**Problem to solve**:
Report every line of the entries that contains the word "this".

**Data**:
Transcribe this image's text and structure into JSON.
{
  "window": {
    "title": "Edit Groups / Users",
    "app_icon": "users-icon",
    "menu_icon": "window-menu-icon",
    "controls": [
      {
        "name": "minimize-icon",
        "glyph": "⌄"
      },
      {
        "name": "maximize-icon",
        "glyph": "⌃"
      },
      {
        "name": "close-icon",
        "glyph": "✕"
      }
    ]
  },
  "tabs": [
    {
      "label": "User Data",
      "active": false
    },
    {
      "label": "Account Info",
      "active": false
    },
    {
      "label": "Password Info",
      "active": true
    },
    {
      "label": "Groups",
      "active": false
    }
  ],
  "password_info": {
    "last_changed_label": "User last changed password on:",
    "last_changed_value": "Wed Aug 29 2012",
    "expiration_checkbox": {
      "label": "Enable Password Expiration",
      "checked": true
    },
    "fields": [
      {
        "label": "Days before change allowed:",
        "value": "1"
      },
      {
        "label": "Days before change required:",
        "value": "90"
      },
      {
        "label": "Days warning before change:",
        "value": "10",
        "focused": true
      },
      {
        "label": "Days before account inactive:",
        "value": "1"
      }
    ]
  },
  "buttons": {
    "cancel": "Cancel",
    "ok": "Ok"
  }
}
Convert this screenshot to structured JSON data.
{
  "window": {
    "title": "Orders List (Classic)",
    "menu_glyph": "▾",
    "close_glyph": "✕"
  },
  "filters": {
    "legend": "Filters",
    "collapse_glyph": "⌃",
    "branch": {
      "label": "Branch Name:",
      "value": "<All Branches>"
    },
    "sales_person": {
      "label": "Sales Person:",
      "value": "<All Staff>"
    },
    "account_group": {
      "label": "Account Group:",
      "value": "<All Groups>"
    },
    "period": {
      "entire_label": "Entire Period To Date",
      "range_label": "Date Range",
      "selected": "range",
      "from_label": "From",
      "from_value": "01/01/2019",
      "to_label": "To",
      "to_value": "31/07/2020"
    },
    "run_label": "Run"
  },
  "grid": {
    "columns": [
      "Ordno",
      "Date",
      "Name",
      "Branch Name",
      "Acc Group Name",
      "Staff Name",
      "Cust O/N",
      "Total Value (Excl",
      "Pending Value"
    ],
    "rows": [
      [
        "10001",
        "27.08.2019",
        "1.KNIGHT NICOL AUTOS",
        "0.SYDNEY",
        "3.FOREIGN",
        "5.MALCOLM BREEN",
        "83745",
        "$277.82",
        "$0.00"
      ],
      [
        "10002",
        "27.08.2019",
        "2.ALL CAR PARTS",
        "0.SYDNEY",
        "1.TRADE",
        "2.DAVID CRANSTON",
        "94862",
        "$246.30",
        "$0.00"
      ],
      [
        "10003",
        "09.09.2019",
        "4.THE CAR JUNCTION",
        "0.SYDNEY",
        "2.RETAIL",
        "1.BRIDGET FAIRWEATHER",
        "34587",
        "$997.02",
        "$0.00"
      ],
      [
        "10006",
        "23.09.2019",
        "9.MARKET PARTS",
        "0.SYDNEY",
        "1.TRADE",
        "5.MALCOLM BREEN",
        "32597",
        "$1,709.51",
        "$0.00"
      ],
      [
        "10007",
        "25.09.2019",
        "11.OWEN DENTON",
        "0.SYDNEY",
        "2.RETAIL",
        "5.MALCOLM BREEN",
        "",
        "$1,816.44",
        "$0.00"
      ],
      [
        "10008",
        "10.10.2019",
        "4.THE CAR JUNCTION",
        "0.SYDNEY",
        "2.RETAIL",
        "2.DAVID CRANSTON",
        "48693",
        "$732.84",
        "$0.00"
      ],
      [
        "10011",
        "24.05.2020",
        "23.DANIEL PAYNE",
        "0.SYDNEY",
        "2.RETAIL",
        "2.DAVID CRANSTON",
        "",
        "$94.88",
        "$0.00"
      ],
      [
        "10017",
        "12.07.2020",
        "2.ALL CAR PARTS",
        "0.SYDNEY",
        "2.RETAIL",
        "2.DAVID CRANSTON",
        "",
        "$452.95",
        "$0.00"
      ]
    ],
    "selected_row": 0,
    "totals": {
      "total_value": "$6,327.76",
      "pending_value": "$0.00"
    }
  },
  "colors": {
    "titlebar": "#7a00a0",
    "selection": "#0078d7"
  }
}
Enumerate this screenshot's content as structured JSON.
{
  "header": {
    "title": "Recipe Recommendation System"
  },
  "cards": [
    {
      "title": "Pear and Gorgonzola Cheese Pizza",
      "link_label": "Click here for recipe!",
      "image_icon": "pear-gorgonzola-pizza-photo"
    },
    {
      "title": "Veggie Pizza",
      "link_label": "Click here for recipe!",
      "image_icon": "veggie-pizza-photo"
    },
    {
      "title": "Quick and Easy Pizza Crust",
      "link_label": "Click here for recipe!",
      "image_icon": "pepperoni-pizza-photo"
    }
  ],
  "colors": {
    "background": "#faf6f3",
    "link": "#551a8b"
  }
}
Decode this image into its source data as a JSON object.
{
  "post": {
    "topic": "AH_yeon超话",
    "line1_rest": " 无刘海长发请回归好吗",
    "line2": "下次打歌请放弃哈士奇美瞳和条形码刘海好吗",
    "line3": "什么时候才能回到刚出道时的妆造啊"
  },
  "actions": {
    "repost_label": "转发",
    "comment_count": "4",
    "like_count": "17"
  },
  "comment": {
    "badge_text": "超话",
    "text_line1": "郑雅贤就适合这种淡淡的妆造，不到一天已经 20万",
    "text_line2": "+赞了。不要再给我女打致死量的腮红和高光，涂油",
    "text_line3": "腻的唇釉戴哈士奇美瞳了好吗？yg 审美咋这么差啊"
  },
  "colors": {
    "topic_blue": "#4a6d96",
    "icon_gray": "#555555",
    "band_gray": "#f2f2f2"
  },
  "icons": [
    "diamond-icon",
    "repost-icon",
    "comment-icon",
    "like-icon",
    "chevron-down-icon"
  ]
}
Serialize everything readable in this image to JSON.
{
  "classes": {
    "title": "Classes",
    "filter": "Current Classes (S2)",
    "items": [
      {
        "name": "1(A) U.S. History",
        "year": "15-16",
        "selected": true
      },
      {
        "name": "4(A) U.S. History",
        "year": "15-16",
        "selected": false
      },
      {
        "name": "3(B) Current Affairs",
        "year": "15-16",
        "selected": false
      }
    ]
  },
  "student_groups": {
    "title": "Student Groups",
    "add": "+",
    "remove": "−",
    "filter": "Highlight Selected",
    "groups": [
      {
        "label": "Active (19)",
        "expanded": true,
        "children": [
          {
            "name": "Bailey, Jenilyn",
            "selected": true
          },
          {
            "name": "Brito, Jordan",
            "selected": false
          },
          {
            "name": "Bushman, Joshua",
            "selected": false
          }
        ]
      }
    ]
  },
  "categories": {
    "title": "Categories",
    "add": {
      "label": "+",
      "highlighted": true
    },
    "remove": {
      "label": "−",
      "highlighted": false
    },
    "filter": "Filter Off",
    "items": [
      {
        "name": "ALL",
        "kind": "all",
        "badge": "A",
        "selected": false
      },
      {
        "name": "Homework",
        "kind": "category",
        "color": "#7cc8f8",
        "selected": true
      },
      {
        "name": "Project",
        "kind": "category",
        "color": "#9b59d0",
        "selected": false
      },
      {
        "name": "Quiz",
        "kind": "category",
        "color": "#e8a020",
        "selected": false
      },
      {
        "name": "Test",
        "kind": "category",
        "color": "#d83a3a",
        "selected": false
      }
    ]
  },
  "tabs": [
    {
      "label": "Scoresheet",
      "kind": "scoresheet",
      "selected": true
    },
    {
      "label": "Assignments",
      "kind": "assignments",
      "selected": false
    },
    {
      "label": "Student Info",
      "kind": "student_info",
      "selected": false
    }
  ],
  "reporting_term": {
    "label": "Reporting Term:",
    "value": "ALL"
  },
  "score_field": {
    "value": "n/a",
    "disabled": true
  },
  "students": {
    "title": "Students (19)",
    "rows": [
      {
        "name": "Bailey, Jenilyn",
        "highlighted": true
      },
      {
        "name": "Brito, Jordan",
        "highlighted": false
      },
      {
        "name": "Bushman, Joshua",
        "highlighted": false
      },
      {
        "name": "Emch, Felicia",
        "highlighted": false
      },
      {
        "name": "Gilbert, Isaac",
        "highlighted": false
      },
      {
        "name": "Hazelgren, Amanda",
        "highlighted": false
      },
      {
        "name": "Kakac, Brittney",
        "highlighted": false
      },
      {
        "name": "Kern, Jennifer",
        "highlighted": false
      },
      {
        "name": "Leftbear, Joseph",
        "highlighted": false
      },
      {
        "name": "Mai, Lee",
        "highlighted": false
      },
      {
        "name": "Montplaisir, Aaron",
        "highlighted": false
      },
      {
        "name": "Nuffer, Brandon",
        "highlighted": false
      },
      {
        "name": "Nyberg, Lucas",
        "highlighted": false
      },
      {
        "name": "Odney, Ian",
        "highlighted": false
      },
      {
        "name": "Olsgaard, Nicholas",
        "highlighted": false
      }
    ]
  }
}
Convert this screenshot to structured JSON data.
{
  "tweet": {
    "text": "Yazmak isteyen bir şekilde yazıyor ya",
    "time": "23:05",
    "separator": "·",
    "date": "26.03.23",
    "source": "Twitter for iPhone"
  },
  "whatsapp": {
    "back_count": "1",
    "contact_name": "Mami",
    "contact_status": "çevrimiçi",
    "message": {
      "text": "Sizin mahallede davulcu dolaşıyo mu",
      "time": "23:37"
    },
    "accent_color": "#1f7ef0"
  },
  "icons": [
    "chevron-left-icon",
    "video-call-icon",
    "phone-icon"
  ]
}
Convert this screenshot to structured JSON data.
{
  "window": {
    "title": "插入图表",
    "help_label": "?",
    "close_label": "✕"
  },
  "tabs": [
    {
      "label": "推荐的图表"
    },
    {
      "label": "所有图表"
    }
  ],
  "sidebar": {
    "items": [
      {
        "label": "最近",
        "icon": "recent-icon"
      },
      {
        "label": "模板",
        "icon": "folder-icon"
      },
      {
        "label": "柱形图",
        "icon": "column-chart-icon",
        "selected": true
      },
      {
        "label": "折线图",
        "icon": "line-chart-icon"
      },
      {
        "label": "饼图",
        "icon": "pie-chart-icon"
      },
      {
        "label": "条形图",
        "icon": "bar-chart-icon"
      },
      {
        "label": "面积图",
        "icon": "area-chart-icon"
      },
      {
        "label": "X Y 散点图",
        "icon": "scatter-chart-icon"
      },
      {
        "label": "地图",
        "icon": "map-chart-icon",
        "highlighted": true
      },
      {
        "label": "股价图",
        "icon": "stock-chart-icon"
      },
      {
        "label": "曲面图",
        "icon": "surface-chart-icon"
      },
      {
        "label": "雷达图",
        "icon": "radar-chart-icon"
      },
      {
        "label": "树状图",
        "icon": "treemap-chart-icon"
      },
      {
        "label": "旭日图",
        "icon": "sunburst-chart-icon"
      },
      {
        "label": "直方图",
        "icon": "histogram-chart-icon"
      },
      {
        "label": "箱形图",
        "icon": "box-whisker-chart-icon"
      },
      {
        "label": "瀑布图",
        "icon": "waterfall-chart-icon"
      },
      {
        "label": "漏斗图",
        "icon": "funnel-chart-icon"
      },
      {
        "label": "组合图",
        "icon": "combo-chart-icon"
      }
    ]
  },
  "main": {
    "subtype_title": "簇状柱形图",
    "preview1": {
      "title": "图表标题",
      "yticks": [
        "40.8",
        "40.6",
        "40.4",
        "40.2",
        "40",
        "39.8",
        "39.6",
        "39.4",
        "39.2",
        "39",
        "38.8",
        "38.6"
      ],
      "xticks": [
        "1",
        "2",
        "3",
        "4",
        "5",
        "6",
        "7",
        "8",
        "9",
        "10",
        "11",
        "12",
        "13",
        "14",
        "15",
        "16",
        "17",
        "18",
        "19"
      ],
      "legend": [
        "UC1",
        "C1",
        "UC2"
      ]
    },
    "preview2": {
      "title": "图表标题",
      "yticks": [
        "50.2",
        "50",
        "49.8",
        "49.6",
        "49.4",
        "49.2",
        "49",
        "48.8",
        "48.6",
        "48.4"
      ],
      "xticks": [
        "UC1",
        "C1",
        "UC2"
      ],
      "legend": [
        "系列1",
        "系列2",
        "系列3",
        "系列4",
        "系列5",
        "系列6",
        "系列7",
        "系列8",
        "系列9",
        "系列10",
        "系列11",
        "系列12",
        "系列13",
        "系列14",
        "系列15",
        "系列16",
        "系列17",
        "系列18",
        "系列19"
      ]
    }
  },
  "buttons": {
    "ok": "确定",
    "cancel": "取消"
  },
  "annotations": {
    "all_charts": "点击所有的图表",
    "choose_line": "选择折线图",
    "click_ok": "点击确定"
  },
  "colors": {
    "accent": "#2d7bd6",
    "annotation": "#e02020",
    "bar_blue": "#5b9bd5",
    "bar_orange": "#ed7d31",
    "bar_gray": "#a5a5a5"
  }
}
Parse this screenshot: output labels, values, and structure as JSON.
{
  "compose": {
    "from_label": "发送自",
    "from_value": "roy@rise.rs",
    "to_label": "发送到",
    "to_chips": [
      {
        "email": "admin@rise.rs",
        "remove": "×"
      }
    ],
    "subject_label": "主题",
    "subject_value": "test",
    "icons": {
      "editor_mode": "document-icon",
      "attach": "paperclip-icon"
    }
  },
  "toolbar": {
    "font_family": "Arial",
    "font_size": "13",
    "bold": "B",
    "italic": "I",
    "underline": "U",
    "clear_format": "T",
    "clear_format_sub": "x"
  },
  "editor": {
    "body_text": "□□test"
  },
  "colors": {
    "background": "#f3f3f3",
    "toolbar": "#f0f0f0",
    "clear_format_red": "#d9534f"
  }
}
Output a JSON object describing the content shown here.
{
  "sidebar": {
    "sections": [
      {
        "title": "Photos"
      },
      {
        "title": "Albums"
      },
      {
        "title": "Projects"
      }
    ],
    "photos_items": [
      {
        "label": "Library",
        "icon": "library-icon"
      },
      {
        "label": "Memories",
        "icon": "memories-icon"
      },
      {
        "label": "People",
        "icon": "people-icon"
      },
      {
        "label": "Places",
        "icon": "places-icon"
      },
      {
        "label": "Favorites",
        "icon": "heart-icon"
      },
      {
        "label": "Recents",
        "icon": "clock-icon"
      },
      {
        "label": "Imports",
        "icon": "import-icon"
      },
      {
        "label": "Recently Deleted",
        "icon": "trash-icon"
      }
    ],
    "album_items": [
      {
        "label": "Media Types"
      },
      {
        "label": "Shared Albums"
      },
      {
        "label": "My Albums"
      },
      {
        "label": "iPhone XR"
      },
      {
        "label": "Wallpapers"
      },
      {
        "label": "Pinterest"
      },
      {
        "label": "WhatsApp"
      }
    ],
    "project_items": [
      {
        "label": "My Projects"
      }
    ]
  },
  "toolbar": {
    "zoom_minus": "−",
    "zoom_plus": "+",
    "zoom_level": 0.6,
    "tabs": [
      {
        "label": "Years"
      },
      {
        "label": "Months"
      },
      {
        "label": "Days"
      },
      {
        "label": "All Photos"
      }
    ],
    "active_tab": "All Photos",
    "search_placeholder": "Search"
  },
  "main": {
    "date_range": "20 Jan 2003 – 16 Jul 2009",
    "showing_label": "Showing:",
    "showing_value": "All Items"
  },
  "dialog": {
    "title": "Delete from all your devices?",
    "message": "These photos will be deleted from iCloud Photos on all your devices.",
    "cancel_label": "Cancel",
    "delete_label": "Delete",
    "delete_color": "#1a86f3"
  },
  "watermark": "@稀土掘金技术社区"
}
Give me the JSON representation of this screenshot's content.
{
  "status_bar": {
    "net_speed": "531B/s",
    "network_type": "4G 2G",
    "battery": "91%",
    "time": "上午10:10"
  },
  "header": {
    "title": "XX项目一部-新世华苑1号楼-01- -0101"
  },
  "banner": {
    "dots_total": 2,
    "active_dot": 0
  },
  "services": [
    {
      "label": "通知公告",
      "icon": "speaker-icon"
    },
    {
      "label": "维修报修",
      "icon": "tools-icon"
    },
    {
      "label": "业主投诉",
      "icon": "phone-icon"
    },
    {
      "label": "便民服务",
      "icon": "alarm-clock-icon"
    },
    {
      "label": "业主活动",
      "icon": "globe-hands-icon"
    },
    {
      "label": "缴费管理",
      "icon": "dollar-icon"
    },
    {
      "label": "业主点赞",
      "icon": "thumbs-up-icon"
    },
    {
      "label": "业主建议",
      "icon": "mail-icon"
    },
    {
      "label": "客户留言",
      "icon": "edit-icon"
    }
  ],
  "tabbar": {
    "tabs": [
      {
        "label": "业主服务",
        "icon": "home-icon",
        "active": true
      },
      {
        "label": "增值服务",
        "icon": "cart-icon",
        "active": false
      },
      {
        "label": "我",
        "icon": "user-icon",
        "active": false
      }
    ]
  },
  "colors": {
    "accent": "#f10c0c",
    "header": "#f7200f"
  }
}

**Reply to the exercise**:
Transcribe this image's text and structure into JSON.
Convert this screenshot to structured JSON data.
Enumerate this screenshot's content as structured JSON.
Decode this image into its source data as a JSON object.
Serialize everything readable in this image to JSON.
Convert this screenshot to structured JSON data.
Convert this screenshot to structured JSON data.
Parse this screenshot: output labels, values, and structure as JSON.
Give me the JSON representation of this screenshot's content.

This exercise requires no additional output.